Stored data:
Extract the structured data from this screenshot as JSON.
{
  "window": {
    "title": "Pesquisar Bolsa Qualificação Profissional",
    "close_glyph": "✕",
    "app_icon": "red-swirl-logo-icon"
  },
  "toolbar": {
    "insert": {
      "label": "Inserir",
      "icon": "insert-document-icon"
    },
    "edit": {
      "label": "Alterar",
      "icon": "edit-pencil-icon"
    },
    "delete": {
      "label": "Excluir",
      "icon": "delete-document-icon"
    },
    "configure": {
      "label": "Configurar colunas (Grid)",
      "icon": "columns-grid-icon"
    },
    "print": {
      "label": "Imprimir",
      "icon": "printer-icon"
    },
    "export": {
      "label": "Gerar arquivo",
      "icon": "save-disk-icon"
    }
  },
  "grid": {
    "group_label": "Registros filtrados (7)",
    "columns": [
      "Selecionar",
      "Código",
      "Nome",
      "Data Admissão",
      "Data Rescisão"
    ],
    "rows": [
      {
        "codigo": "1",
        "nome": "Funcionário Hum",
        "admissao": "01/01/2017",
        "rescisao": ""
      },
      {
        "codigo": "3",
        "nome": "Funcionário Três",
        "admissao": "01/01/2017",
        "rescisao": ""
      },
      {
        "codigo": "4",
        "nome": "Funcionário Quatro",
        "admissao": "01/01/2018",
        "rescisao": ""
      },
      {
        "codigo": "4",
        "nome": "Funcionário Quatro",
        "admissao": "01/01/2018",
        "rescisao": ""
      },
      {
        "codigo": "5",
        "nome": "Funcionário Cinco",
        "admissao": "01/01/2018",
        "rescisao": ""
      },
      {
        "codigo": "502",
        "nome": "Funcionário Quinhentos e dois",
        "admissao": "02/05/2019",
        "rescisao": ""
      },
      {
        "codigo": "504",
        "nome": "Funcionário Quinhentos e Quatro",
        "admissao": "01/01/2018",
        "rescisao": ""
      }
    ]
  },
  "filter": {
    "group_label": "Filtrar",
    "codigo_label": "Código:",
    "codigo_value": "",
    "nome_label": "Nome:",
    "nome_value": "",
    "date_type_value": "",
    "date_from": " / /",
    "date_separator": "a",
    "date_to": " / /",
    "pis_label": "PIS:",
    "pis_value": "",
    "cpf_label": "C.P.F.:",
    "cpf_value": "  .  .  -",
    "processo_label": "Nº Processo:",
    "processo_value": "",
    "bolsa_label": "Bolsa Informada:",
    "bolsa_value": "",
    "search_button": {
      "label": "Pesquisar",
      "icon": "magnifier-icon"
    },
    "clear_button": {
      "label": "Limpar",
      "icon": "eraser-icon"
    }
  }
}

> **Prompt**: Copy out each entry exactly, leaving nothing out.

> **Written reply**:
Extract the structured data from this screenshot as JSON.
{
  "window": {
    "title": "Pesquisar Bolsa Qualificação Profissional",
    "close_glyph": "✕",
    "app_icon": "red-swirl-logo-icon"
  },
  "toolbar": {
    "insert": {
      "label": "Inserir",
      "icon": "insert-document-icon"
    },
    "edit": {
      "label": "Alterar",
      "icon": "edit-pencil-icon"
    },
    "delete": {
      "label": "Excluir",
      "icon": "delete-document-icon"
    },
    "configure": {
      "label": "Configurar colunas (Grid)",
      "icon": "columns-grid-icon"
    },
    "print": {
      "label": "Imprimir",
      "icon": "printer-icon"
    },
    "export": {
      "label": "Gerar arquivo",
      "icon": "save-disk-icon"
    }
  },
  "grid": {
    "group_label": "Registros filtrados (7)",
    "columns": [
      "Selecionar",
      "Código",
      "Nome",
      "Data Admissão",
      "Data Rescisão"
    ],
    "rows": [
      {
        "codigo": "1",
        "nome": "Funcionário Hum",
        "admissao": "01/01/2017",
        "rescisao": ""
      },
      {
        "codigo": "3",
        "nome": "Funcionário Três",
        "admissao": "01/01/2017",
        "rescisao": ""
      },
      {
        "codigo": "4",
        "nome": "Funcionário Quatro",
        "admissao": "01/01/2018",
        "rescisao": ""
      },
      {
        "codigo": "4",
        "nome": "Funcionário Quatro",
        "admissao": "01/01/2018",
        "rescisao": ""
      },
      {
        "codigo": "5",
        "nome": "Funcionário Cinco",
        "admissao": "01/01/2018",
        "rescisao": ""
      },
      {
        "codigo": "502",
        "nome": "Funcionário Quinhentos e dois",
        "admissao": "02/05/2019",
        "rescisao": ""
      },
      {
        "codigo": "504",
        "nome": "Funcionário Quinhentos e Quatro",
        "admissao": "01/01/2018",
        "rescisao": ""
      }
    ]
  },
  "filter": {
    "group_label": "Filtrar",
    "codigo_label": "Código:",
    "codigo_value": "",
    "nome_label": "Nome:",
    "nome_value": "",
    "date_type_value": "",
    "date_from": " / /",
    "date_separator": "a",
    "date_to": " / /",
    "pis_label": "PIS:",
    "pis_value": "",
    "cpf_label": "C.P.F.:",
    "cpf_value": "  .  .  -",
    "processo_label": "Nº Processo:",
    "processo_value": "",
    "bolsa_label": "Bolsa Informada:",
    "bolsa_value": "",
    "search_button": {
      "label": "Pesquisar",
      "icon": "magnifier-icon"
    },
    "clear_button": {
      "label": "Limpar",
      "icon": "eraser-icon"
    }
  }
}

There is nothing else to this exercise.